I just can’t get over the structure of this movie. Hark made one of his fantasy style Hong Kong movies but just reskinned it with an American action film aesthetic. These two things do not mix AT ALL but that’s what makes this so damn amazing. Did you ever want to see Van Damme squat an entire bathtub full of water? Do you want to see Dennis Rodman ride a dirt bike in a Colosseum filled with landmines to save a baby? Do you enjoy Mom Jeans? Double Team is the answer to all these dreams and more! I'm definitely not saying this should be one's introduction to the filmography of Tsui Hark, who is a fantastic and established director in his home country of China, but it's an intriguing train-wreck of an experiment of Hollywood trying out Hong Kong style action.

Knock Off (1998)

“I’m convinced that this is really not my song, I bought it in Hong Kong, it’s a knock off. I’m convinced that we were really holding hands, sorry that’s no hand, it’s a knock off. So close to real, the look, the feel, so close and yet, the paint’s still wet.”

--Lyrics from "It's a Knock Off" by Sparks

Knock Off (1998) was Tsui Hark's second and final attempt at making a Hollywood action film and he teamed up again with Jean-Claude Van Damme with Rob Schneider as the comic relief. Steven E. de Souza wrote the script as a satire of action films but it feels like Hark missed the point entirely and took it seriously. Why wouldn't he though, he is trying to prove himself as a viable director for films in the West!

So Knock Off is a double entendre--in this case referring to counterfeit goods and also taking out or killing an adversary. The entire film revolves around two business men who are making knock off designer jeans (played by Van Damme and Schneider). This simple story splinters off into an incomprehensible mess of side plots and revelations with CIA agents, the Russian Mafia, a plot by the KGB to put nanobombs (which are made to look like rivets) in a shipment of jeans to extort billions of dollars from the word superpowers, and a CIA headquarters that is hidden inside a statue of Buddha. It sounds like I am making all this shit up, but I assure you this is really what happens in this flick.

There is no point in trying to follow the narrative but thankfully, Knock Off is still fun to watch thanks to Hark's dynamic camera work and some pretty well choreographed action set-pieces.
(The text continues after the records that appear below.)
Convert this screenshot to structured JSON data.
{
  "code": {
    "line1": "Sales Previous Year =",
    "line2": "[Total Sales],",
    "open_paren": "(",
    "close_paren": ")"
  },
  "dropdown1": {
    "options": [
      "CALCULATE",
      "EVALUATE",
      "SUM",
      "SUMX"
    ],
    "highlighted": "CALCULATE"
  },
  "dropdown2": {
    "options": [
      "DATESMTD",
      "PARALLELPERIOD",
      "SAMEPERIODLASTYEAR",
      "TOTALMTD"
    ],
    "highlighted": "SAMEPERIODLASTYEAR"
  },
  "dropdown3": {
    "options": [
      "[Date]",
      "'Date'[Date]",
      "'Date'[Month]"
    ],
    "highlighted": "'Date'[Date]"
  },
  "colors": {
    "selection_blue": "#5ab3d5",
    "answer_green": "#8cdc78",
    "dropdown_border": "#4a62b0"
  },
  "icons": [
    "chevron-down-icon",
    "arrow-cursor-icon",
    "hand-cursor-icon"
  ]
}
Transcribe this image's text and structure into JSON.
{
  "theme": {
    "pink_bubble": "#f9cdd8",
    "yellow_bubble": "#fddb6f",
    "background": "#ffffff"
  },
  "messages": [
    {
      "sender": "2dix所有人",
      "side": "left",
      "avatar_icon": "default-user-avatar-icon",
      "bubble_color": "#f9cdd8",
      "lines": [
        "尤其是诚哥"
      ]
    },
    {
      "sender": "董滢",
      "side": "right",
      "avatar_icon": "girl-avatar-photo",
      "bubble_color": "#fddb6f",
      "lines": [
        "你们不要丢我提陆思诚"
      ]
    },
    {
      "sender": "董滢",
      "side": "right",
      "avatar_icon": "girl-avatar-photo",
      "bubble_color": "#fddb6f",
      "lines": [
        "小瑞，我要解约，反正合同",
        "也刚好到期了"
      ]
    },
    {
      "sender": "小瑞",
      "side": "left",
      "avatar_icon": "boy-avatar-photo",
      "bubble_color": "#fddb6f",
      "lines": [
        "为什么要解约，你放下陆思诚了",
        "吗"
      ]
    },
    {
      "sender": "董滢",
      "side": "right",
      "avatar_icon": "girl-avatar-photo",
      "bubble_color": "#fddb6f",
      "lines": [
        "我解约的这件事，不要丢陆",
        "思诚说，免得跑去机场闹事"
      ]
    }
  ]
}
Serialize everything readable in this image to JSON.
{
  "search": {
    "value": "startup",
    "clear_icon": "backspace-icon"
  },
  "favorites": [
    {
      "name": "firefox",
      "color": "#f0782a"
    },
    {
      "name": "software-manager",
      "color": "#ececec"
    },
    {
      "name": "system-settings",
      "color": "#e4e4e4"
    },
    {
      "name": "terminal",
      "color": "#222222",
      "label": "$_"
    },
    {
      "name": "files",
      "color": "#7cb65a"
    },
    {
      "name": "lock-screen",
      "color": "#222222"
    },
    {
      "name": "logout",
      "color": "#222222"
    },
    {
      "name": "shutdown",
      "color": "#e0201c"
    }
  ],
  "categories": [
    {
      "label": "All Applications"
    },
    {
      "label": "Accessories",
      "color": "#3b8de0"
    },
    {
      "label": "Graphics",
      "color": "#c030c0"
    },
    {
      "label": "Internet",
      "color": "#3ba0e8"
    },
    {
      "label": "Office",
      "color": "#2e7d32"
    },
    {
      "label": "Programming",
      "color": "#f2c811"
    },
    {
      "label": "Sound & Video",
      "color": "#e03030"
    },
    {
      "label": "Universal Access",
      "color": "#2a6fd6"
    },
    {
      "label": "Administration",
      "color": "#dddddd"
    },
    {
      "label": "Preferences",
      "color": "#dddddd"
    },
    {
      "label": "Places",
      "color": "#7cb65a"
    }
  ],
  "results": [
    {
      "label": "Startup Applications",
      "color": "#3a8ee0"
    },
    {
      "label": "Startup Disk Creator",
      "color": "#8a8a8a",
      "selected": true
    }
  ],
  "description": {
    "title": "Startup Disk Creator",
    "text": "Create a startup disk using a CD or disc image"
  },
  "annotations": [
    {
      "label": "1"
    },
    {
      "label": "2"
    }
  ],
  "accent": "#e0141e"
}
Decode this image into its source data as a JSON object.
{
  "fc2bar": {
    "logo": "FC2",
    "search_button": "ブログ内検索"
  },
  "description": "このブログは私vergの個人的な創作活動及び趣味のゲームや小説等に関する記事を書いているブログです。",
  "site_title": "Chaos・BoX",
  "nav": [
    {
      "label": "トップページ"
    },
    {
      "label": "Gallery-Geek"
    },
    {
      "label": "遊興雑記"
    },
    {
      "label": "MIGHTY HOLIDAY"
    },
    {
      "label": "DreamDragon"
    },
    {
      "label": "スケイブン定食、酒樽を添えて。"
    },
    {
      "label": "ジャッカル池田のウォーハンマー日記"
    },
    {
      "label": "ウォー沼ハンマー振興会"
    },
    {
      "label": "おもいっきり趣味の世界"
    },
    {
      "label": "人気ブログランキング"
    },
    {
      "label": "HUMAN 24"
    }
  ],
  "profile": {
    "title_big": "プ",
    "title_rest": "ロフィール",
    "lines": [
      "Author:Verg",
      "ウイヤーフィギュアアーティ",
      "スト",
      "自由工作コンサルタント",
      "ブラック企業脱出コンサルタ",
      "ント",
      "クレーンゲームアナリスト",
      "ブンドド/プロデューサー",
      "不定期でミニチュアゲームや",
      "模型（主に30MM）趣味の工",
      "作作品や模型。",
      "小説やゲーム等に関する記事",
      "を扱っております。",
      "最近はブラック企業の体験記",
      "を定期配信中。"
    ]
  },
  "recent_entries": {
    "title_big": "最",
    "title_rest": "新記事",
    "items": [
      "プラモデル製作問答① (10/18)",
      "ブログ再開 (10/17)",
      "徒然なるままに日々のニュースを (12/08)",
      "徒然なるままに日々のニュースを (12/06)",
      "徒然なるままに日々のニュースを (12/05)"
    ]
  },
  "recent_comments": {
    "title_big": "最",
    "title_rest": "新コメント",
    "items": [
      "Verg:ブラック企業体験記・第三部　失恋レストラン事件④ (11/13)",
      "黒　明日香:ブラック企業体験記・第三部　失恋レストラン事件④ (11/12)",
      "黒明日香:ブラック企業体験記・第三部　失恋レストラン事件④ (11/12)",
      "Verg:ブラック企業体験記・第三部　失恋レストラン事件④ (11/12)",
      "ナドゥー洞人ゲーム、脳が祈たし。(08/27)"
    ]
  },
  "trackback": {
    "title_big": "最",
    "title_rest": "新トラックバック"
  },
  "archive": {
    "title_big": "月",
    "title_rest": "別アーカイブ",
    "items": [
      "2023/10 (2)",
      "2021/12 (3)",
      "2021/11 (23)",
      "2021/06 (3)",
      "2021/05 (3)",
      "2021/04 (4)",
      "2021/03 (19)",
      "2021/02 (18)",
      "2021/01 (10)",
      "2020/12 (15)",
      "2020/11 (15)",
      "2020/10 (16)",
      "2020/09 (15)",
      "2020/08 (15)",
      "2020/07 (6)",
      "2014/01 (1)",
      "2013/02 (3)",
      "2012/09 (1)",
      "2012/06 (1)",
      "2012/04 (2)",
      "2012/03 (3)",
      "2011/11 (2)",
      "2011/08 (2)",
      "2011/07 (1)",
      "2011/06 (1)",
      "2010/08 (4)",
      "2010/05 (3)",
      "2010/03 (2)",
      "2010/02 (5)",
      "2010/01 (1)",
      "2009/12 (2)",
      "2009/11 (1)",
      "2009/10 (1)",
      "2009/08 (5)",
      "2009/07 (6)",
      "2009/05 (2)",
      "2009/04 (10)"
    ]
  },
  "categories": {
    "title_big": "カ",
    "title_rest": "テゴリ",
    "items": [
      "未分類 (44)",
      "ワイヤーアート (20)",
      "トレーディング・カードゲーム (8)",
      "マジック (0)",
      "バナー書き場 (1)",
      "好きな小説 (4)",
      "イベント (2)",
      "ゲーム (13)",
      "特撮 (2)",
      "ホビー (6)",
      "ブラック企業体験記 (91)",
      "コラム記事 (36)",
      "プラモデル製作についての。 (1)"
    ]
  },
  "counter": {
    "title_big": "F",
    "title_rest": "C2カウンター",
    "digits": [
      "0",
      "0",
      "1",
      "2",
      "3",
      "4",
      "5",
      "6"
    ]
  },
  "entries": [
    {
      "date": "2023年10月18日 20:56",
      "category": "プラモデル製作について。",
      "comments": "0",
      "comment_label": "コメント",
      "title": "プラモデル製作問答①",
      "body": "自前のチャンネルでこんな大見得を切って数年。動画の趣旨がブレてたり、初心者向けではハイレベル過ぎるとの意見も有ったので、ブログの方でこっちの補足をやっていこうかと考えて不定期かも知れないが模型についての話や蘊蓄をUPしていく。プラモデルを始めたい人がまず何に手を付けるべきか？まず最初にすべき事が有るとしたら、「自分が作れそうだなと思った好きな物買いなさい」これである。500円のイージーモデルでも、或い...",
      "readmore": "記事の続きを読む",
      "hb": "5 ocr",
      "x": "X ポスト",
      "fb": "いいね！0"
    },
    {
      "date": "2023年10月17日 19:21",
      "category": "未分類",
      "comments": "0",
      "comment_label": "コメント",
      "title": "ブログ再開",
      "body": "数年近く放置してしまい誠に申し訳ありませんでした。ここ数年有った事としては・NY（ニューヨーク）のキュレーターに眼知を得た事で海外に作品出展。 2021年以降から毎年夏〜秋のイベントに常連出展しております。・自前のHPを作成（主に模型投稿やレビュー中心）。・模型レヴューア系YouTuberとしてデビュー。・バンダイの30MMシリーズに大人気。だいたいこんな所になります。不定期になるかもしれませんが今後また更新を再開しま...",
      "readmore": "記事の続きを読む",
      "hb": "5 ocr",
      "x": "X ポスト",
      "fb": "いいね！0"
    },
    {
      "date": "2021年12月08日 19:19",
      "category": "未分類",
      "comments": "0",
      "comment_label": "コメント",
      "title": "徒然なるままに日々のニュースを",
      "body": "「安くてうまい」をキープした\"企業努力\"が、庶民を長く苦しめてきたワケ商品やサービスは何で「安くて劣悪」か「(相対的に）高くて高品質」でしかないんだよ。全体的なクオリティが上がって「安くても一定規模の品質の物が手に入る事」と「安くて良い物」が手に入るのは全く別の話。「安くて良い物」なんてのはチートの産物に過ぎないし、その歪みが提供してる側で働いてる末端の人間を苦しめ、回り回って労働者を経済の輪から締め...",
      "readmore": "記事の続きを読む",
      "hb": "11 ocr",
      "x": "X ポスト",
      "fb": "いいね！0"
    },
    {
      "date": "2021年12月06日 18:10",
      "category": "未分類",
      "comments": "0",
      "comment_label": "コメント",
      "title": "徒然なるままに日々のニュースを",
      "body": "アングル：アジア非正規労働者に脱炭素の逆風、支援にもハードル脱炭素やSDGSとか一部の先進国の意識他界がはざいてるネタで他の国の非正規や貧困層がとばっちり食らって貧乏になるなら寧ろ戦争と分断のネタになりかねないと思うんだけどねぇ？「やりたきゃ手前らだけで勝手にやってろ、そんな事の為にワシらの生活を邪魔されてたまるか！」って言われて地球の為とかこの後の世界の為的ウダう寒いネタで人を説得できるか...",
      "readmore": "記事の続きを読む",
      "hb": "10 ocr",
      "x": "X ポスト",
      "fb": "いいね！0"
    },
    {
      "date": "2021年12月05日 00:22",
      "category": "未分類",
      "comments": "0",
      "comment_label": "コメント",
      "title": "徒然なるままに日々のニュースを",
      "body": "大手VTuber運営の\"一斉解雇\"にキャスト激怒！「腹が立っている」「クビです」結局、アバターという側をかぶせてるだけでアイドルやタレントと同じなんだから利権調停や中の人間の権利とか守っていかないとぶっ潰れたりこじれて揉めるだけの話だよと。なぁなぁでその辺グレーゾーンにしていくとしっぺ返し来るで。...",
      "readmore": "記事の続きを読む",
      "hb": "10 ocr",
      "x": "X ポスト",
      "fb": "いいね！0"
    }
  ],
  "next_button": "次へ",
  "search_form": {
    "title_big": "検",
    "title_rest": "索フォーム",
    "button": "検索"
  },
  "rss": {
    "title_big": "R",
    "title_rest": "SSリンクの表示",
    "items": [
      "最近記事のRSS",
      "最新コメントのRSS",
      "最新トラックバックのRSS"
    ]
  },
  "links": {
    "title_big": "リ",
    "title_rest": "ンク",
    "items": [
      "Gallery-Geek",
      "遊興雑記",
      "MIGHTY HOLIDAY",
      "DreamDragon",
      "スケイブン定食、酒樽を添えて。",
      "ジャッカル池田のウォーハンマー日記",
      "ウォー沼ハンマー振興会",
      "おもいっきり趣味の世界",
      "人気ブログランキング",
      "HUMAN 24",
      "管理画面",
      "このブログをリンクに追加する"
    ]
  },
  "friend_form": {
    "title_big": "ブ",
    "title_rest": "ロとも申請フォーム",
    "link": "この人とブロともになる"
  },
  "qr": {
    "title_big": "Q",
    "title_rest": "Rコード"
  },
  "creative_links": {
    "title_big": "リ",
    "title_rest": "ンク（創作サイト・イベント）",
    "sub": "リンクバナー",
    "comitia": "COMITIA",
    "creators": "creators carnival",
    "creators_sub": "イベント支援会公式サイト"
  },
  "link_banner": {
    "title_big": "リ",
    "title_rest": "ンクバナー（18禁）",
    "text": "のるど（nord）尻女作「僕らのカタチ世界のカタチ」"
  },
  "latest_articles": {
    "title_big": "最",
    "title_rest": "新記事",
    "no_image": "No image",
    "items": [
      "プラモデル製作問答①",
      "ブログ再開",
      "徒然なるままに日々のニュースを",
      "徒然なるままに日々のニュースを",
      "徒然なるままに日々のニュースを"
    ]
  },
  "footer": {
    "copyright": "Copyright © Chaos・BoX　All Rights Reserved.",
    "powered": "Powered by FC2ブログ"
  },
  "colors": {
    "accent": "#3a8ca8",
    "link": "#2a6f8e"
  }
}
Hark has a way of depicting everyday activities is an outlandish fashion. In a normal movie, if a character calls another character on the phone you usually get a shot/reverse shot of them talking back and forth or maybe a split-screen if the director is being extra fancy. Boring but functional. A phone convo in this film has the character making the call then the camera zooms inside the phone where we see the signal travel through the wiring to get transmitted to the recipient. Is this needed? No, but it's goddamn entertaining! Every shot is constructed in the most extra way possible--zooming through household objects, dutch angles everywhere, tracking shots, seeing things from the point-of-view of a shoe, it's absolute madness!

If you have ever wanted to see Van Damme singing to a Cantonese pop song while driving a convertible, this is the movie for you. As an aside, Hark isn't shy with using female gaze style sex appeal with Van Damme and in both Double Team and Knock Off he has Van Damme running around in his underwear. I'm not complaining, but it's not something you see often. The acting is not good and Schneider manages to be even less funny than he normally is which is quite an achievement. He is definitely no Dennis Rodman, though he does have a few colorful shirts.

Tsui Hark returned to China after making this film as he was quite disenfranchised with the Hollywood machine at this point (rightly so) and that was the end of his experiment with making action films over here. Fortunately, we got two ridiculous flicks out of this debacle that are worth exploring as curiosity pieces. 

--Michelle Kisner